Indoctrinated with the traditional martial arts allowed me the proper training of ancient self-defense that is symbolic of the ancient Japanese lay people who used it for their protection against Samurai warriors. Martial arts teaches the basic and the most complex ways of self-defense methods. Students start from novice level (white belt) to advanced level (black belt) and excel to weapons and self-defense.
I moved to Canada in the late sixties where I was involved in many recreational sports in various different cities, but nothing could satisfy my need to get back into Karate. It was at this time when I decided that I needed to bring back martial arts into my life.
I found it very difficult to find the right club and instructor for me. Finally, I heard about Master Shintani. I spent many hours in discussion with Master Shintani regarding his experience in martial arts and found that he was the founder of the Wado-ryu style of martial arts in North America. He learned his arts with Master Otsuka of Okinawa, Japan. Wado-ryu was the closest method to Shorin-ryu style, and I decided to train with the Master.
In the early eighties, I studied Wado-ryu under Master Masaru Shintani. I started from the beginners kata (form) to black belt kata.
During the summer of 1984, I started my own karate club because of my children while still training with Master Shintani until his last class at Onteora (Japanese Cultural Center) . The club was located in my basement. Two months later, we moved the club to Blessed Kateri School due to the growing number of students. The rest is history. Now we have five locations and the club head quarters is located at Sherwood Park in Stoney Creek, Ontario.
My hard work and persistent training paid off when Master Masaru Shintani awarded me my 6th Dan, on a Friday night in December, 1999. I was extremely flattered when Master Shintani, in his poor physical condition, came to my club in a wheel chair, offering advise to me, my students, parents and friends regarding martial arts. It is with deepest regret that my Master pasted away on May 7, 2000, leaving behind a legacy in martial arts here in North America and that will forever live at J.R.’s Karate Club.
Currently I hold a 7th Dan (NANDAN) Black Belt.

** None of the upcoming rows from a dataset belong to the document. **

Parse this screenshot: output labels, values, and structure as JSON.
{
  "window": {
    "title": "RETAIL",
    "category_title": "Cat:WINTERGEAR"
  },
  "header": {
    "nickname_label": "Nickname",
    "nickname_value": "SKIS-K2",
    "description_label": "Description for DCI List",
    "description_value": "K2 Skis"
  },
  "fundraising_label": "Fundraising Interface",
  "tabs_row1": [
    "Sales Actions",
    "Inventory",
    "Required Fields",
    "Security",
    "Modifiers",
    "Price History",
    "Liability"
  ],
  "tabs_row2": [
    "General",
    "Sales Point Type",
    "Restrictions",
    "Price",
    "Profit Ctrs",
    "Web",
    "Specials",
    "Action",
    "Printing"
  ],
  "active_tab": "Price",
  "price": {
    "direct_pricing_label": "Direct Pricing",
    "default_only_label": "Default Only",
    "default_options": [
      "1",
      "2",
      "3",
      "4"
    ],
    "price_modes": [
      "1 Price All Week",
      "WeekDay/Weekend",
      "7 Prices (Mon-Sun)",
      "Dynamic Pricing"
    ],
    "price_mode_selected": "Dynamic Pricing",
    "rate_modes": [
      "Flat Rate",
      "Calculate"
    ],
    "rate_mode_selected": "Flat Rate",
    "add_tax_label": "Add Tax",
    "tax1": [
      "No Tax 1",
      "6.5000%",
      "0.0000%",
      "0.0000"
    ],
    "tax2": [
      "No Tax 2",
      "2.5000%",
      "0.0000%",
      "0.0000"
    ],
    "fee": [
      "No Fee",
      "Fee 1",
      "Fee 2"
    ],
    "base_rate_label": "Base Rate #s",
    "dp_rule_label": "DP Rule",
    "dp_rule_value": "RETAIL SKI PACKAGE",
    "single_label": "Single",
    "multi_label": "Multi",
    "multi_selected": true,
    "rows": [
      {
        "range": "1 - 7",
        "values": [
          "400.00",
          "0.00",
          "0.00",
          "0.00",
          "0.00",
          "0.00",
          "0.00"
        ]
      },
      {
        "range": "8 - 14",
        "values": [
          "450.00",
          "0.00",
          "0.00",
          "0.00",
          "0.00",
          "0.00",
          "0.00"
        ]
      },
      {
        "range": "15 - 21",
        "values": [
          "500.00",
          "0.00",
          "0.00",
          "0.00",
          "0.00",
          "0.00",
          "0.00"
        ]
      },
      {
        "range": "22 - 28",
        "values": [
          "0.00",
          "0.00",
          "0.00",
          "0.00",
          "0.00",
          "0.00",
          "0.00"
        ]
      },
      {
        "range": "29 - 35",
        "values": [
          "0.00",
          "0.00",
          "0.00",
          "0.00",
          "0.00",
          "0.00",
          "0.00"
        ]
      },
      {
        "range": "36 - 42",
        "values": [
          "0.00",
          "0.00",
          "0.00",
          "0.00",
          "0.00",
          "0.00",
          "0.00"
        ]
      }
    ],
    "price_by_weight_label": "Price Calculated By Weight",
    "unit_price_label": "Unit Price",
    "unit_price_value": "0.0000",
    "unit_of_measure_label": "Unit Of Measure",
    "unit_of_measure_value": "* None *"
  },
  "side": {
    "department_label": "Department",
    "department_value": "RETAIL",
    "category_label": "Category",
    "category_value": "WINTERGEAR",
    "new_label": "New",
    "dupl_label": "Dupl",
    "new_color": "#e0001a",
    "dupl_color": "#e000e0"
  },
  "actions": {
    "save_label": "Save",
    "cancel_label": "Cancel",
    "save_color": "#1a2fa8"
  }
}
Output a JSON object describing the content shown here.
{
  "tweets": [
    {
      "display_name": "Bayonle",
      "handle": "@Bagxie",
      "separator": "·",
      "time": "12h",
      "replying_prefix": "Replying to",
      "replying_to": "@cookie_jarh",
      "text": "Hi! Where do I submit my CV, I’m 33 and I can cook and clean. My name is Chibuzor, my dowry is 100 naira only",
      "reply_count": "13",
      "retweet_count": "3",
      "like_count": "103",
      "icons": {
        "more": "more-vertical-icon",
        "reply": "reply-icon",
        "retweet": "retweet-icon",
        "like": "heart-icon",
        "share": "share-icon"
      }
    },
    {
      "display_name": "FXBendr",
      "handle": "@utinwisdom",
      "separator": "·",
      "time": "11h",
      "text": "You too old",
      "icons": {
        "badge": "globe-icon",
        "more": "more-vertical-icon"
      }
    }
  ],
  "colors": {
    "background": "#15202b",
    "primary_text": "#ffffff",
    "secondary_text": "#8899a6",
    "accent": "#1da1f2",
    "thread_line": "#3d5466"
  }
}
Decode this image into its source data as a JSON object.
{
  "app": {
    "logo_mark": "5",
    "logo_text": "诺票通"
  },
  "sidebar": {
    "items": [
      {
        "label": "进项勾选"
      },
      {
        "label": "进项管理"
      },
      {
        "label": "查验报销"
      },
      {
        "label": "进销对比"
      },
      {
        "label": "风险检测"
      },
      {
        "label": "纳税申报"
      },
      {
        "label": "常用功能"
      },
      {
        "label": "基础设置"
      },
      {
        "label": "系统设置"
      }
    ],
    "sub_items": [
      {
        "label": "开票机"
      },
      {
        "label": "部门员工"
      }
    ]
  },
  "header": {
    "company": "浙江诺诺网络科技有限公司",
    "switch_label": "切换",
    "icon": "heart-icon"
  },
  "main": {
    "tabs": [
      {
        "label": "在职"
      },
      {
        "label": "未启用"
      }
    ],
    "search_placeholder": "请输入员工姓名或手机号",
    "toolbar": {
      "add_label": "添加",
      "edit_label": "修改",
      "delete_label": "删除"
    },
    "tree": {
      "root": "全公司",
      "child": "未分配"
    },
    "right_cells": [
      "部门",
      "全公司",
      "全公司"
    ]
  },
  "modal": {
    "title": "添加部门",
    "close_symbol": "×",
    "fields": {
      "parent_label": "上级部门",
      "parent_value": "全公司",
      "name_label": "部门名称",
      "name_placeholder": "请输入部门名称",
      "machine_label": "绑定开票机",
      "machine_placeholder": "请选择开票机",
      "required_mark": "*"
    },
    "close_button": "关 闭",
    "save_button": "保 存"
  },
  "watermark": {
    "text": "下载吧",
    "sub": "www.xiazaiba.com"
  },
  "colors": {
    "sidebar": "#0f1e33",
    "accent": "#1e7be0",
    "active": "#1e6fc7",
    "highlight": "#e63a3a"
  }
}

I am very proud of my instructors, students, parents and friends who have made the club what it is today and who believe in me to teach the proper style of martial arts.